The ship by roaring waves is downward tossed;

People shout in terror, from their mid-sleep woken,

The sun sets blood-red, and all hope is lost.

 

The wind is throwing waters up and down

And over this up-surging, frothing steep

Genius of Death triumphant enters on the ship

Like a soldier who tramples a defeated town.

 

Some people lie unfeeling, others only moan,

Still others say their prayers to drive death away,

Or wring their hands, or bid their friends farewell;

 

One passenger was sitting in silence alone

And thought: Happy are those whose powers fail,

Have someone dear to part with, or are able to pray.

 

The Akkerman Steppe

(Stepy Akermańskie)

I entered the dry waters of an open sea;

My carriage like a canoe plunges in the green

Deep of flowery meadows and passes between

The coral isles of brier and laburnum tree.

 

The dusk falls. Neither barrow nor road can I see.

I look up, the stars seeking that could lead my way.

A cloud glints in the distance – sign of rising day.

Perhaps Akkerman's lantern can show light to me.

 

Let's halt! It is so quiet I can hear the skein

Of cranes that flying slowly a hawk's reach surpass,

I hear the beetle kissing the drip of the rain,

The sleek viper that softly moves among the grass...

In this stillness – my ear I so curiously strain

A voice from home could reach me – No one calls, alas!

 

The Calm of the Sea

(Cisza morska)

No breath of wind will ruffle the flag of my ship,

The calm waters now quietly move up their breast

Like a bride who of happiness dreaming at rest

Wakes up, sighs for a moment, and goes back to sleep.

 

The sails are flagging easily from the naked masts

Like banners of an army after a long war;

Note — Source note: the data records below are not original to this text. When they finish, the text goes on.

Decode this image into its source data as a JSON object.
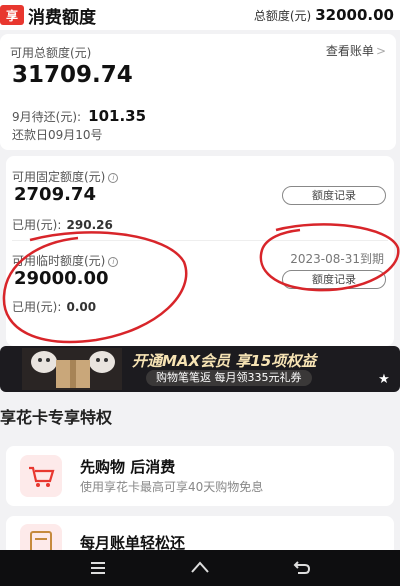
{
  "header": {
    "logo_text": "享",
    "title": "消费额度",
    "total_label": "总额度(元)",
    "total_amount": "32000.00"
  },
  "summary": {
    "available_total_label": "可用总额度(元)",
    "available_total": "31709.74",
    "view_bill_label": "查看账单",
    "due_label": "9月待还(元):",
    "due_amount": "101.35",
    "repay_date": "还款日09月10号"
  },
  "fixed_quota": {
    "label": "可用固定额度(元)",
    "amount": "2709.74",
    "record_button": "额度记录",
    "used_label": "已用(元):",
    "used_amount": "290.26"
  },
  "temp_quota": {
    "label": "可用临时额度(元)",
    "amount": "29000.00",
    "expiry": "2023-08-31到期",
    "record_button": "额度记录",
    "used_label": "已用(元):",
    "used_amount": "0.00"
  },
  "banner": {
    "headline": "开通MAX会员 享15项权益",
    "subline": "购物笔笔返 每月领335元礼券"
  },
  "privileges": {
    "section_title": "享花卡专享特权",
    "items": [
      {
        "title": "先购物 后消费",
        "desc": "使用享花卡最高可享40天购物免息",
        "icon": "shopping-cart-icon"
      },
      {
        "title": "每月账单轻松还",
        "desc": "",
        "icon": "bill-icon"
      }
    ]
  },
  "colors": {
    "brand_red": "#e8372f",
    "annotation_red": "#d8252a",
    "banner_gold": "#f6e3b4"
  }
}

The ship is rocking slightly, as if chained ashore;

The passengers laugh freely, the mate rests at last.

 

O, quiet sea, among your jolly beings is

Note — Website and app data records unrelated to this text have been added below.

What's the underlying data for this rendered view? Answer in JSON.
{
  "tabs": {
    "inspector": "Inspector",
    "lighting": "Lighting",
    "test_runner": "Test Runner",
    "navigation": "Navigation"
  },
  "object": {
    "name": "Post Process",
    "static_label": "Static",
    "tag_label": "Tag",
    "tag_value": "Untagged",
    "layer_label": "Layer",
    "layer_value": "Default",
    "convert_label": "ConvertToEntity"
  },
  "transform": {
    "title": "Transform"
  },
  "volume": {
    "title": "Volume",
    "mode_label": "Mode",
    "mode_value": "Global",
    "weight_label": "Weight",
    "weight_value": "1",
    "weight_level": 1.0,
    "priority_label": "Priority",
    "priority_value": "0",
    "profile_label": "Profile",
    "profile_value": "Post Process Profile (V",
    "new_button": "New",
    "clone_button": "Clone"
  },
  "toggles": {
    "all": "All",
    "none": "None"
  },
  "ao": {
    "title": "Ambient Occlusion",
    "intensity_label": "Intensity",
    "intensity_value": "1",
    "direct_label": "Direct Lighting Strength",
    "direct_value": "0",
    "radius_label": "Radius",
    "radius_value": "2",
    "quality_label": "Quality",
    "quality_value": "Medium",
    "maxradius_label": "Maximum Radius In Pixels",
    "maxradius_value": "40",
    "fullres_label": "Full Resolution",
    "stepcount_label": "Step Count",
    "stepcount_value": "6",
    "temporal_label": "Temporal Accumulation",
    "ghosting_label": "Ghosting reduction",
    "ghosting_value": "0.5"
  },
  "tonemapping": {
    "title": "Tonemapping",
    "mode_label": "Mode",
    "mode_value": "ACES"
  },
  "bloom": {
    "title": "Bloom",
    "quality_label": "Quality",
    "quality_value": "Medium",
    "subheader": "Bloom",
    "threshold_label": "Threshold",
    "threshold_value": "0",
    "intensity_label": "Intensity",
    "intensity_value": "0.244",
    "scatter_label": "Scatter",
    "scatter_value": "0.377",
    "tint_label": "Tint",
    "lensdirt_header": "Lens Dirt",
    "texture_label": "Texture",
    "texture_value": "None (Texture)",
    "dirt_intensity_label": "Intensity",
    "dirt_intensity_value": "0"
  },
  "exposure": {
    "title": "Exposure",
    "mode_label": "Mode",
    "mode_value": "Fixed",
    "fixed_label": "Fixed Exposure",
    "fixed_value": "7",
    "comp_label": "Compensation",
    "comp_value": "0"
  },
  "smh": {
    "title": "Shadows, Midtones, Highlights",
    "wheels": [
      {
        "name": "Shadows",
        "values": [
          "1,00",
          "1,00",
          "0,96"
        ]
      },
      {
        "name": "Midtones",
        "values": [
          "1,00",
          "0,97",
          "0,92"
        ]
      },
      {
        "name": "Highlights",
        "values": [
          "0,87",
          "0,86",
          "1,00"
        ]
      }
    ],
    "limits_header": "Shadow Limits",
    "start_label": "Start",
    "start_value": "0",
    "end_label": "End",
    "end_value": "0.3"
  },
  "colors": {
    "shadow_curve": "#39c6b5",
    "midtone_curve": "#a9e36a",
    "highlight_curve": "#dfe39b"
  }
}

On your deep bottom hidden a fierce octopus

That waves its greedy arms, fearful and long;

 

O, thoughts! You hide a swarm of memories

That in a stormy time invisible throng

But when it's quiet, our hearts will grasp.

 

Sailing

(Żegluga)

The roar rises, preparing a new thunderclap,

The mate has climbed the ladder – now the flag is red.

Up there, in an invisible he is stretching net

Like a spider that's waiting his victims to trap.

 

The wind is blowing – the ship seems to fret

Straining its cords – then diving in a frothy gale –

Raises its neck, to trample the waves, and sets sail

To cleave the clouds and tumbling waters with its head.

 

And my spirit flies upward, like a sky-high mast,

Imagination rising like sails in a tress,

And my voice is now joined with the roar of the sea,

 

I raise my hands, the cords of my ship try to clasp,

And its breast to still braver adventures I press,

Now I know – like a bird I can also be free!

University of Toronto University of Toronto